In an interview at the Conservative party conference in Manchester, Esther McVey said that the work capability assessment – which tests eligibility for out-of-work disability benefits – could be replaced if there was proof that it had fallen below a certain standard.
Although she said that any decision would have to be taken by the employment minister, Mark Hoban, McVey said there had been “many changes trying to bring it up to speed” since it was introduced by Labour in 2008.
She added: “What you are right about is it does have to be closely monitored… and should that fall below a certain standard that you feel we have tried all these enhancements… then those decisions would be made by Mark Hoban and the secretary of state [Iain Duncan Smith].”
McVey also said that she “would not disagree with any of that” when DNS said that campaigners had spoken of some people killing themselves, and about hundreds or even thousands of people who had died sooner than they should have done, or had a much lower quality of life over their last few weeks or months because of their experience of the WCA.
When asked whether she believed that some lives had been lost as a result of the WCA, she said: “I don’t know the difference between what would have happened otherwise, so I don’t know that, but we have got to make sure it’s right.
“It has to support the people in the correct way to make sure that works for the individual and that’s right for government. We don’t want or need or should have a process that doesn’t work.”
Asked if she would rule out scrapping the WCA, if there was proof that it was causing enough damage, she said: “Of course you wouldn’t [rule it out]. What I would say is you have got to make sure it works for the individual, for people getting into work, and that’s what we are trying to do.”
In her first in-depth interview with DNS since she took on the post in September 2012, McVey also said she was “open to suggestions” about a possible move to a single disability assessment, to replace the many tests disabled people currently have to undergo for their support.
Labour have signalled that they favour moving towards a single assessment for all disabled people’s support needs, while the Liberal Democrats are moving in a similar direction.
But McVey warned that some disabled people have raised concerns that a single assessment would be longer and even more stressful than the WCA, and that it would be hard to secure the right people to carry out the test and provide support for claimants.
She said: “I am open to suggestions. I never come with a rigid viewpoint. I just want to hear what people think are the things that could go wrong with a joint assessment before you run along into it and say it’s good.”
She also mounted a fierce defence of her department’s decision not to carry out an assessment of the cumulative impact of the coalition’s welfare cuts and reforms on disabled people.
London Councils, which represents the capital’s local authorities, has decided to research the impact of three of the major reforms: universal credit, the “bedroom tax” and the benefit cap.
But McVey said that the Institute for Fiscal Studies had warned the figures provided by such research would not be “suitably robust”.
She said: “What you don’t want to do is come out with inaccurate information, so yes, people can attempt to do it, but if people are saying the information you have gathered will be incoherent and inconsistent, especially as [the reforms] are not all going to be in place by 2017… you have to monitor it another way.”

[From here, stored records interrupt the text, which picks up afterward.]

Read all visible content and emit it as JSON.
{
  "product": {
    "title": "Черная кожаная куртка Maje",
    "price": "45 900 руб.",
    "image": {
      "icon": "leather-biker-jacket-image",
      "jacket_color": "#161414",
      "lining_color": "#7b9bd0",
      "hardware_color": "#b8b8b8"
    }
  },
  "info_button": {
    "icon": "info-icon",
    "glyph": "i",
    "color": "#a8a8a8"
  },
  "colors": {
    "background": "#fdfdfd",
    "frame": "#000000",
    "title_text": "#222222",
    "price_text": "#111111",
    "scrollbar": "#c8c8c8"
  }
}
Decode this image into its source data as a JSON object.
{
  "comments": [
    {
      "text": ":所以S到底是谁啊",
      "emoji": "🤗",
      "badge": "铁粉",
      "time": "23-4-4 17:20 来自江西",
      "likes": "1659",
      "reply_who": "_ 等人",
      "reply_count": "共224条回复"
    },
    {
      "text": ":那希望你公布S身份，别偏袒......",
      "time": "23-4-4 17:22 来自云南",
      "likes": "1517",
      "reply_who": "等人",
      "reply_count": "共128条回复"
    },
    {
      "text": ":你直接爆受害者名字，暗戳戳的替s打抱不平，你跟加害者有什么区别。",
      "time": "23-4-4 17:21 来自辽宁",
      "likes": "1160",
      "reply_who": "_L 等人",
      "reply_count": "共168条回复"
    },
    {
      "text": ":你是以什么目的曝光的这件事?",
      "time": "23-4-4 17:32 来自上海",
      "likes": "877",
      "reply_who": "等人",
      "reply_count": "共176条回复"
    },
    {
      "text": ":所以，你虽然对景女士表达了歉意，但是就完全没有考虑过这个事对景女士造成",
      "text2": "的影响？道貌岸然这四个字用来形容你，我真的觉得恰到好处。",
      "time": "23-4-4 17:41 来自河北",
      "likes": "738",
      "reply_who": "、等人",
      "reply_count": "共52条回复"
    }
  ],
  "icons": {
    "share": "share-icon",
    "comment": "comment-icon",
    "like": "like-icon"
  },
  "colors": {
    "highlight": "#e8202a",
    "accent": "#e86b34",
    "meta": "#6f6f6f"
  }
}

She said that instead of a cumulative assessment, she had decided to “measure it, monitor it, assess it and be prepared to change it. It’s just a different way of tracking it. Surely that makes sense.”
McVey also said that she had “absolutely no concerns” that when Atos Healthcare submitted a tender for the £184 million contract to assess PIP claimants in London and the south of England, it stated that it would have a network of 740 assessment sites, but since winning the contract has secured only 96.
She said she was not concerned that the National Audit Office was now carrying out a major review of PIP, and its implementation, including investigating concerns over the award of the Atos contract.
She said: “Of course you have got to check that it is value for money, it is correct.
“They’ve been asked to do it, they want to do it, they do it, that’s fine. We do it, they do it… that’s what happens when you live in a democracy. Other people are looking at it and observing it, that’s fine.”
She added: “I don’t have a problem at all that other people are looking at it because we are constantly looking at it and ensuring that the right number of people are going for the right assessment, so my concern is with the individual who is going through it as well.”
She said the new PIP assessment was “working well” and was being monitored “on a daily basis”.
McVey also hinted that she would be in favour of granting legal status to British Sign Language (BSL), following a unanimous vote in favour of the idea at last month’s Liberal Democrat conference.
She said: “I think we are on a journey and you might say it is a slow journey but I believe we are going in the right direction.”
But she said she was concerned that granting BSL legal status could lead to greater isolation from mainstream society for BSL-users rather than “a bigger engagement”, so there would have to be a “debate” about that issue.
2 October 2013